Our partners find that the security built into Martus has benefits beyond securing the data at hand – it can also help organizations build trust as a foundation for future collaboration. As the Transitional Justice Program Director of the Human Rights Education Institute of Burma (HREIB) noted:

"I am helping facilitate a network of human rights groups from Burma, based on the country's borders.  All of the network members collect data using various methods and in varying formats.  After a review of possible formats that would allow the groups to maintain their autonomy and also have a way to share a common format, we chose Martus and have now posted over 600 bulletins using this tool.  One of the major obstacles to a united voice on Burma is that military rule has fostered a nearly insurmountable distrust among the various communities and organization promoting democracy.  The strong security features, combined with the flexibility of Martus, have allowed these Burmese groups to bring their information together, to prepare the data for analysis for future joint advocacy.  The confidence the network members have in Martus' security has opened a space for us, ironically, to build the trust that will have a long-term impact on the development of civil society in the future."

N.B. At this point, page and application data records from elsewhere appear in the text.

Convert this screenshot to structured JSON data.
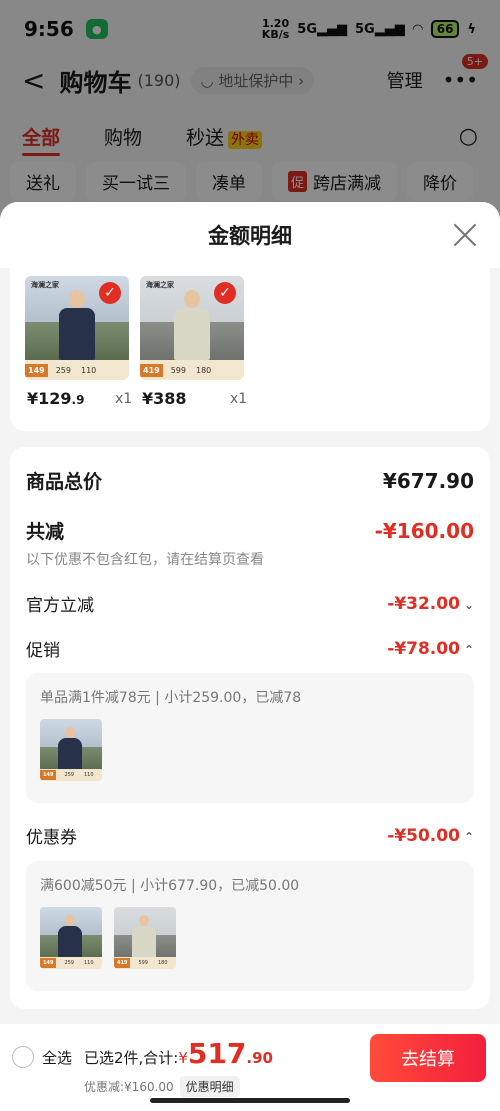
{
  "status": {
    "time": "9:56",
    "speed_top": "1.20",
    "speed_bottom": "KB/s",
    "sig1": "5G",
    "sig2": "5G",
    "battery": "66"
  },
  "nav": {
    "back": "<",
    "title": "购物车",
    "count": "(190)",
    "address": "地址保护中",
    "manage": "管理",
    "badge": "5+"
  },
  "tabs": {
    "all": "全部",
    "shop": "购物",
    "flash": "秒送",
    "waimai": "外卖"
  },
  "chips": {
    "c1": "送礼",
    "c2": "买一试三",
    "c3": "凑单",
    "c4_badge": "促",
    "c4": "跨店满减",
    "c5": "降价"
  },
  "sheet": {
    "title": "金额明细"
  },
  "products": [
    {
      "price_main": "¥129",
      "price_dec": ".9",
      "qty": "x1",
      "tag": "149",
      "mid": "259",
      "right": "110",
      "brand": "海澜之家"
    },
    {
      "price_main": "¥388",
      "price_dec": "",
      "qty": "x1",
      "tag": "419",
      "mid": "599",
      "right": "180",
      "brand": "海澜之家"
    }
  ],
  "totals": {
    "goods_label": "商品总价",
    "goods_value": "¥677.90",
    "reduce_label": "共减",
    "reduce_value": "-¥160.00",
    "note": "以下优惠不包含红包，请在结算页查看",
    "official_label": "官方立减",
    "official_value": "-¥32.00",
    "promo_label": "促销",
    "promo_value": "-¥78.00",
    "promo_desc": "单品满1件减78元 | 小计259.00，已减78",
    "coupon_label": "优惠券",
    "coupon_value": "-¥50.00",
    "coupon_desc": "满600减50元 | 小计677.90，已减50.00"
  },
  "bottom": {
    "select_all": "全选",
    "selected_prefix": "已选2件,合计:",
    "yen": "¥",
    "amount": "517",
    "decimal": ".90",
    "discount_text": "优惠减:¥160.00",
    "detail_button": "优惠明细",
    "checkout": "去结算"
  },
  "colors": {
    "accent": "#e02e24"
  }
}
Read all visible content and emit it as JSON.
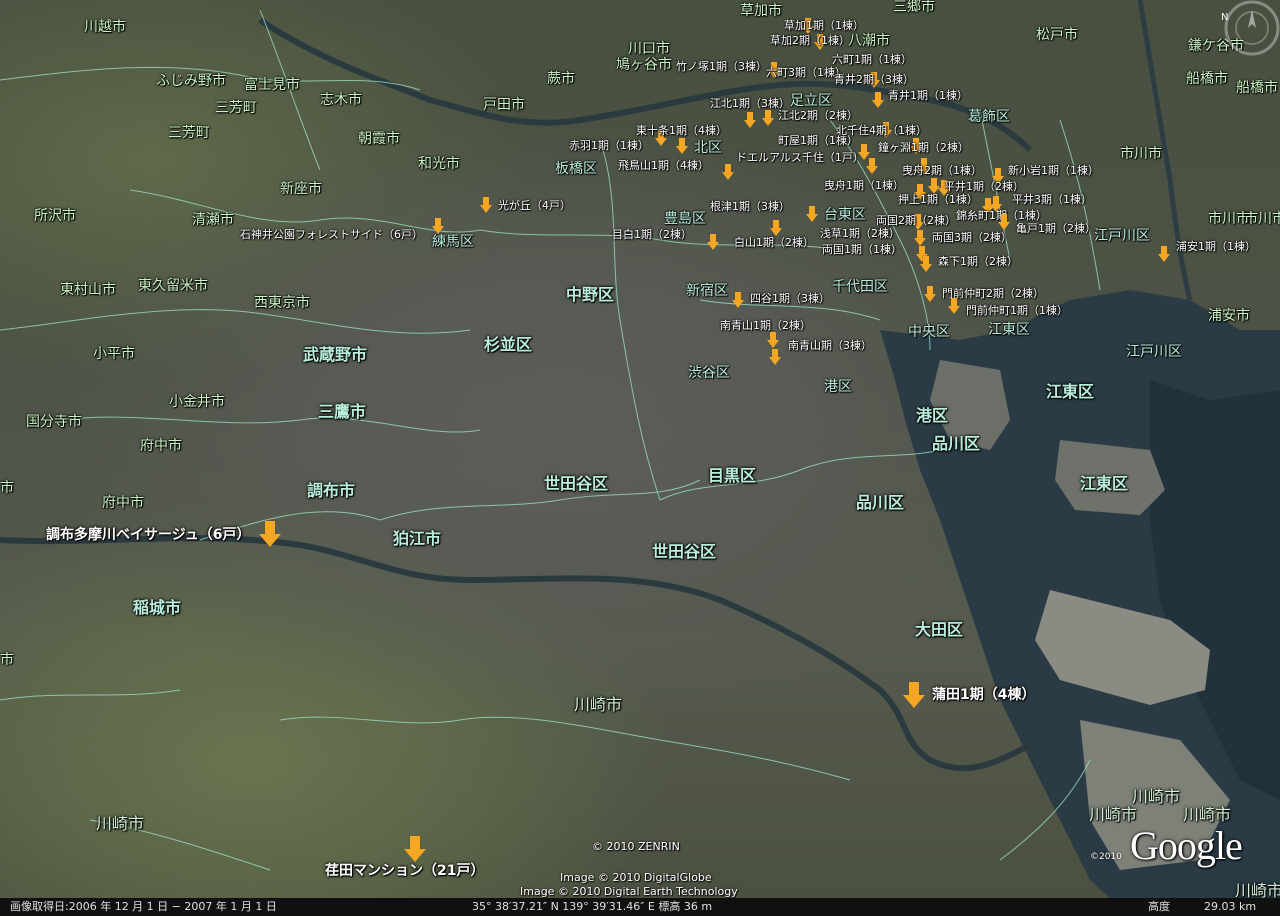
{
  "map": {
    "area_labels": [
      "川越市",
      "ふじみ野市",
      "富士見市",
      "三芳町",
      "志木市",
      "三芳町",
      "朝霞市",
      "和光市",
      "新座市",
      "所沢市",
      "清瀬市",
      "東村山市",
      "東久留米市",
      "西東京市",
      "小平市",
      "武蔵野市",
      "国分寺市",
      "小金井市",
      "府中市",
      "三鷹市",
      "府中市",
      "調布市",
      "狛江市",
      "稲城市",
      "市",
      "市",
      "川崎市",
      "川崎市",
      "川口市",
      "鳩ヶ谷市",
      "蕨市",
      "戸田市",
      "草加市",
      "八潮市",
      "三郷市",
      "松戸市",
      "鎌ケ谷市",
      "船橋市",
      "船橋市",
      "市川市",
      "市川市",
      "市川市",
      "浦安市",
      "川崎市",
      "川崎市",
      "川崎市",
      "川崎市"
    ],
    "ward_labels": [
      "板橋区",
      "北区",
      "足立区",
      "葛飾区",
      "練馬区",
      "豊島区",
      "台東区",
      "中野区",
      "新宿区",
      "千代田区",
      "杉並区",
      "中央区",
      "江東区",
      "渋谷区",
      "港区",
      "港区",
      "品川区",
      "江東区",
      "世田谷区",
      "目黒区",
      "品川区",
      "世田谷区",
      "江戸川区",
      "江戸川区",
      "江東区",
      "大田区"
    ],
    "pins": [
      {
        "label": "草加1期（1棟）"
      },
      {
        "label": "草加2期（1棟）"
      },
      {
        "label": "竹ノ塚1期（3棟）"
      },
      {
        "label": "六町3期（1棟）"
      },
      {
        "label": "六町1期（1棟）"
      },
      {
        "label": "青井2期（3棟）"
      },
      {
        "label": "青井1期（1棟）"
      },
      {
        "label": "江北1期（3棟）"
      },
      {
        "label": "江北2期（2棟）"
      },
      {
        "label": "東十条1期（4棟）"
      },
      {
        "label": "赤羽1期（1棟）"
      },
      {
        "label": "町屋1期（1棟）"
      },
      {
        "label": "北千住4期（1棟）"
      },
      {
        "label": "鐘ヶ淵1期（2棟）"
      },
      {
        "label": "ドエルアルス千住（1戸）"
      },
      {
        "label": "飛鳥山1期（4棟）"
      },
      {
        "label": "曳舟2期（1棟）"
      },
      {
        "label": "新小岩1期（1棟）"
      },
      {
        "label": "曳舟1期（1棟）"
      },
      {
        "label": "平井1期（2棟）"
      },
      {
        "label": "押上1期（1棟）"
      },
      {
        "label": "平井3期（1棟）"
      },
      {
        "label": "光が丘（4戸）"
      },
      {
        "label": "根津1期（3棟）"
      },
      {
        "label": "錦糸町1期（1棟）"
      },
      {
        "label": "両国2期（2棟）"
      },
      {
        "label": "亀戸1期（2棟）"
      },
      {
        "label": "石神井公園フォレストサイド（6戸）"
      },
      {
        "label": "目白1期（2棟）"
      },
      {
        "label": "浅草1期（2棟）"
      },
      {
        "label": "白山1期（2棟）"
      },
      {
        "label": "両国3期（2棟）"
      },
      {
        "label": "両国1期（1棟）"
      },
      {
        "label": "浦安1期（1棟）"
      },
      {
        "label": "森下1期（2棟）"
      },
      {
        "label": "門前仲町2期（2棟）"
      },
      {
        "label": "四谷1期（3棟）"
      },
      {
        "label": "門前仲町1期（1棟）"
      },
      {
        "label": "南青山1期（2棟）"
      },
      {
        "label": "南青山期（3棟）"
      },
      {
        "label": "調布多摩川ベイサージュ（6戸）"
      },
      {
        "label": "蒲田1期（4棟）"
      },
      {
        "label": "荏田マンション（21戸）"
      }
    ]
  },
  "credits": {
    "zenrin": "© 2010 ZENRIN",
    "digitalglobe": "Image © 2010 DigitalGlobe",
    "digitalearth": "Image © 2010 Digital Earth Technology",
    "google_year": "©2010",
    "google": "Google"
  },
  "statusbar": {
    "imagery_date": "画像取得日:2006 年 12 月 1 日 − 2007 年 1 月 1 日",
    "coords": "35° 38′37.21″ N    139° 39′31.46″ E   標高   36 m",
    "alt_label": "高度",
    "alt_value": "29.03 km"
  },
  "colors": {
    "pin": "#f5a623",
    "label": "#b9eedc",
    "water": "#1f3a4a"
  }
}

In the past year, the Martus project has reached a wider audience through media coverage of the tool and our project partners. The Smithsonian Magazine, NBC news affiliate KGO-TV Channel 7 and PC World have all highlighted our partners’ use of Martus to preserve sensitive information.

We plan to continue introducing Martus to new potential projects and partners in order to continue to expand the use and benefits of secure and information management technology to human rights advocates worldwide.


Thank you for your interest in Benetech® and Martus. For more information, please email